Participants are welcomed onto the marae as we held our own powhiri and hui as a group.

Participants are welcomed onto the marae as we held our own powhiri and hui as a group. Photo: Anaru Luke

Te Pūkenga Atawhai comfortably takes people out of their comfort zones, and it’s a good thing. Each of us had the best part of a week to write our own mihi (greeting) completely in te reo māori. On the last day, each and every one of us got up in front of the whole group in the whare-nui, and delivered his or her mihi. The mihi was followed by a presentation of a taonga (treasure) by each person. Some people talked about their whanau at home, others spoke of their waka or another meaningful possession of theirs. Personally, I talked about my rhyme-book (I make Hip-Hop music) given to me by my Mother, and I thought that one of my conservation-themed verses would be appreciated by the group, so I performed a part of it after my mihi as my taonga. It has to be said that everyone did splendidly, with a task that certainly doesn’t come easily to non-speakers of te reo māori.

Ken Clarke joined us from the NZ Fire Service, here he participates in a role play activity involving the Treaty of Waitangi.

Ken Clarke joined us from the NZ Fire Service, here he participates in a role play activity involving the Treaty of Waitangi. Photo: Anaru Luke

When I went to the marae, I already possessed this disconnected vocabulary of te reo māori that I didn’t really know what to do with. I was like: “So when do I say ‘ka pai’?” or “Why do we always sing a waiata after someone has spoken?” or even just “Why do I have to take my shoes off at the whare-nui?” Well now I know about all of that, thanks to DOC and the Pou. I knew about some words, like tu meke, whare, ka pai etc, but now I actually feel comfortable integrating te reo māori into my everyday language. Good times.

Carving at the Marae front gate.

Carving at the Marae front gate. Photo: Sam O'Leary

Of course, I know some people who boo-hoo the idea, like: “Maan what a waste of money, I can’t believe DOC’s actually paying for you to stay on a marae with the Maa-reys for a week…way to spend our taxes bro!”

Te Pūkenga Atawhai though, is no holiday. We left with our brains bursting with both fresh and ancient information, and also with the knowledge that probably, we would  soon be putting this new information to use  in each of our roles. Since treaty settlements began, we’ve had more and more to do with Māori, and if you look across the Department, we probably interact on a near-daily basis. Most of our core business at DOC will involve Māori at some time, and Te Pūkenga Atawhai goes a long way towards the strong relationships we now enjoy with iwi right across Aotearoa.

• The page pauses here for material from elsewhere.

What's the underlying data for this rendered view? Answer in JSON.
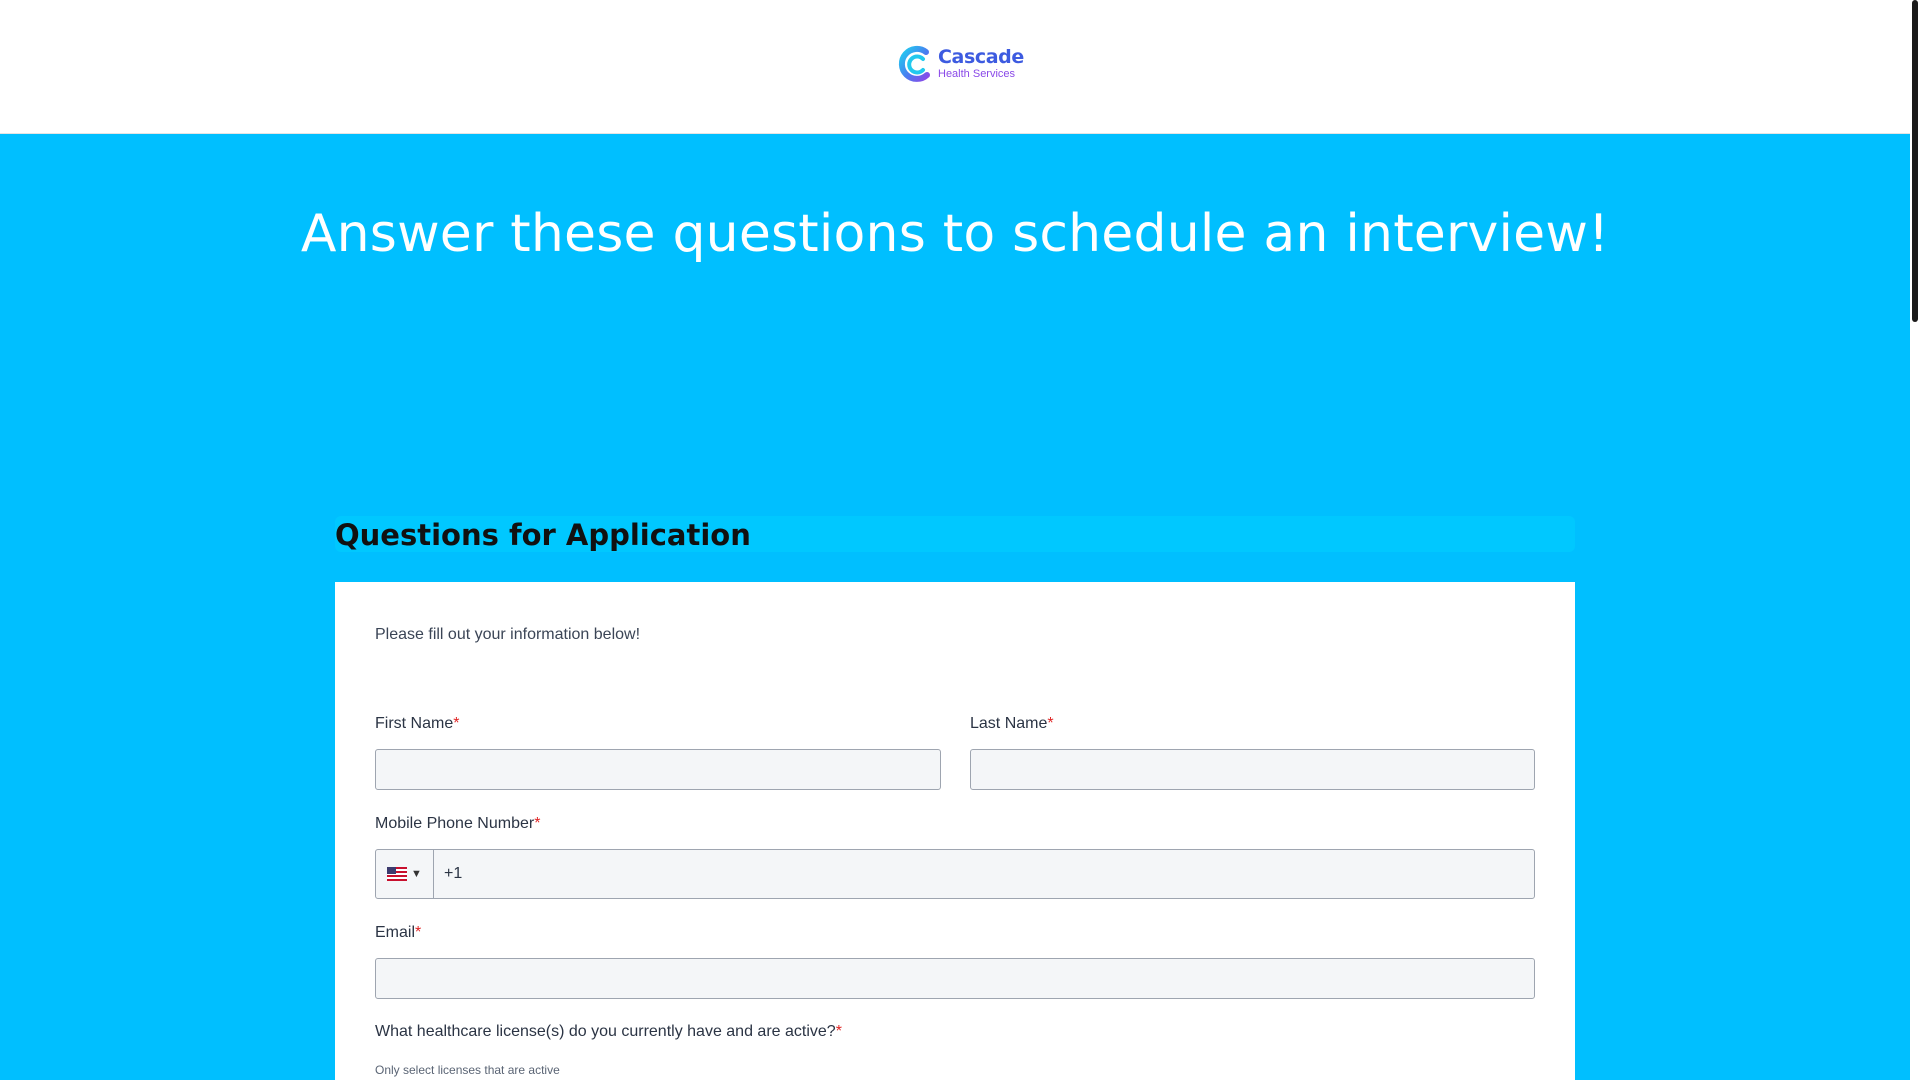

A poupou depicting Kupe slaying the octopus he chased across the Pacific Ocean. This pillar is at Karaka Point, near Waikawa in the Marlborough Sounds. Photo: Sam O'Leary

A poupou depicting Kupe's struggle with the octopus he chased across the Pacific Ocean. This pillar is at Karaka Point, near Waikawa in the Marlborough Sounds. Photo: Sam O'Leary

Te Pūkenga Atawhai seems to me, to be a pretty unique thing. I don’t hear about many other employers sending their staff to learn about Māori culture and how to deal with and relate to tangata whenua, but I suppose there aren’t too many Government Departments and indeed businesses that work with Iwi as much as we do. If any of you out there have had some similar experiences either with DOC or with any other sort of organisation then let us know.  I’d be keen to hear about it, drop us a comment or any questions you’ve got.

Tou rourou, toku rourou, ka ora te Iwi.

(With your contribution and my contribution we will thrive.)

And cheers for reading 😀

The whare-nui through the entrance to the marae. Photo: Sam O'Leary

The whare-nui through the entrance to the marae. Photo: Sam O'Leary



One of the Pou Kura Taiao, Joe Harawira, jammin' in the whare-kai.

Pou Hapai Joe Harawira, jammin' in the whare-kai. Photo: Sam O'Leary